▶ Records to process:
----
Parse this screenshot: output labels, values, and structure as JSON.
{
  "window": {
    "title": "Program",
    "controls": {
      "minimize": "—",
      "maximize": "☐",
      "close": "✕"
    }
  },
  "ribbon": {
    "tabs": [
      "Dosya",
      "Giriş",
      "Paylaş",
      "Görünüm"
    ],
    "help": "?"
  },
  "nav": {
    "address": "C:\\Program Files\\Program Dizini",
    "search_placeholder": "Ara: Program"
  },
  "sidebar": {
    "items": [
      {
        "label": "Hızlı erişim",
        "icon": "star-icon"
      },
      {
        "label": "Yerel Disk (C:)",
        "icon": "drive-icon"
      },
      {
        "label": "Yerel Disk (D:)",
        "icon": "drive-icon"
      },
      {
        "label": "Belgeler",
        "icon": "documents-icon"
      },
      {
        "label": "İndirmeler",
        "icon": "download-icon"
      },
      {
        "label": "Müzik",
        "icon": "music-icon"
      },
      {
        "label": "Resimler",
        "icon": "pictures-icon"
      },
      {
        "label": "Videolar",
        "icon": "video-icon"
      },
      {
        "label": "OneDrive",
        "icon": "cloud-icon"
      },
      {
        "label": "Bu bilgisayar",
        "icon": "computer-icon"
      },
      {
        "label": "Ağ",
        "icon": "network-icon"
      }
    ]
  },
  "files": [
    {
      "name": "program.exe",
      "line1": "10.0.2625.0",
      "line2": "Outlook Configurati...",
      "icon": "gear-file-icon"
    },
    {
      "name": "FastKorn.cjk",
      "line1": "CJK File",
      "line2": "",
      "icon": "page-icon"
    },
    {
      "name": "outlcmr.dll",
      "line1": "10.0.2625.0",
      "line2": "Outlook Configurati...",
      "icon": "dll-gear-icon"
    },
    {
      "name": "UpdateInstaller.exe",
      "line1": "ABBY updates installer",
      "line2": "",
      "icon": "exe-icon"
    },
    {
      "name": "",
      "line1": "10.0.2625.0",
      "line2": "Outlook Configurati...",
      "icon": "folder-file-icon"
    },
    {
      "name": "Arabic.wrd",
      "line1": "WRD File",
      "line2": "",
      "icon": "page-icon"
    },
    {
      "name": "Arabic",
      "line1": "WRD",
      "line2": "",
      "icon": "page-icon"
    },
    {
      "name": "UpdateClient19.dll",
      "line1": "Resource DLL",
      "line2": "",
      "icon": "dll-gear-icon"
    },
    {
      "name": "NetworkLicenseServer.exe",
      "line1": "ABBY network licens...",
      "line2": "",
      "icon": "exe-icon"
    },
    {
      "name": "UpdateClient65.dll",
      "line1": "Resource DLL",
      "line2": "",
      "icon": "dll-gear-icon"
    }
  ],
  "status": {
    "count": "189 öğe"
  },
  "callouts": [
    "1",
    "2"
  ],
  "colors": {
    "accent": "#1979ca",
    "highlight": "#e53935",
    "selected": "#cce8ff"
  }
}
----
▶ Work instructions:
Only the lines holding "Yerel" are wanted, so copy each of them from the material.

▶ Solution to this exercise:
        "label": "Yerel Disk (C:)",
        "label": "Yerel Disk (D:)",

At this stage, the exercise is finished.